NAIROBI, (Reuters) – Somali pirates seized a Danish-owned, U.S.-operated container ship on Wednesday with 21 American crew on board in the latest of a sharp rise in attacks off the Horn of Africa nation, a maritime group said.
Andrew Mwangura of the Kenya-based East African Seafarers’ Assistance Programme said the 17,000 tonne vessel was hijacked in the Indian Ocean 400 miles off the Somali capital Mogadishu. He said all the crew were believed to be safe, and that the vessel had been tentatively identified as the Maersk Alabama.
Gunmen from Somalia seized a British-owned ship on Monday after hijacking another three vessels over the weekend.
In the first three months of 2009 only eight ships had been hijacked in the busy Gulf of Aden, which links Europe to Asia and the eastern Indian Ocean through the Suez Canal.
Last year, heavily armed Somali pirates hijacked dozens of vessels, took hundreds of sailors hostage, often for weeks, and extracted millions of dollars in ransoms.
Foreign navies rushed warships to the area in response and have reduced the number of successful attacks in recent months. But there are still near-daily attempts and the pirates have started hunting further afield near the Seychelles.
On Monday, they hijacked a British-owned, Italian-operated ship with 16 Bulgarian crew members on board.
Over the weekend, they also seized a French yacht, a Yemeni tug and a 20,000-tonne German container vessel. Interfax news agancy said the Hansa Stavanger had a German captain, three Russians, two Ukrainians and 14 Filipinos on board.
The pirates typically use speed boats launched from “mother ships”, which means they can sometimes evade foreign navies patrolling the busy shipping lanes and strike far out to sea. They take captured vessels to remote coastal village bases in Somalia, where they have usually treated their hostages well in anticipation of a sizeable ransom payment. Pirates stunned the shipping industry last year when they seized a Saudi supertanker loaded with $100 million worth of crude oil. The Sirius Star and its 25 crew were freed in January after $3 million was parachuted onto its deck.

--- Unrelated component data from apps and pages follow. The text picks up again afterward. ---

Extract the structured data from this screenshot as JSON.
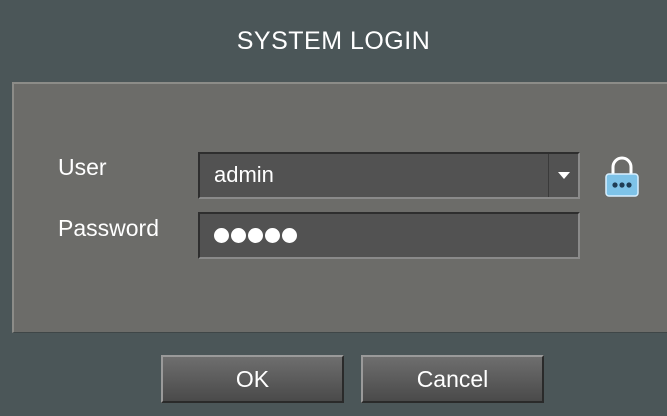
{
  "dialog": {
    "title": "SYSTEM LOGIN"
  },
  "form": {
    "user_label": "User",
    "user_value": "admin",
    "password_label": "Password",
    "password_masked_length": 5
  },
  "buttons": {
    "ok_label": "OK",
    "cancel_label": "Cancel"
  },
  "icons": {
    "dropdown": "chevron-down-icon",
    "lock": "lock-icon"
  },
  "colors": {
    "title_bar": "#4b5658",
    "panel": "#6c6c69",
    "field": "#525252",
    "lock_icon": "#7ec3e8"
  }
}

Last September, they also grabbed world headlines seizing a Ukrainian cargo ship carrying 33 Soviet-era T-72 tanks. It was released in February, reportedly for a $3.2 million ransom.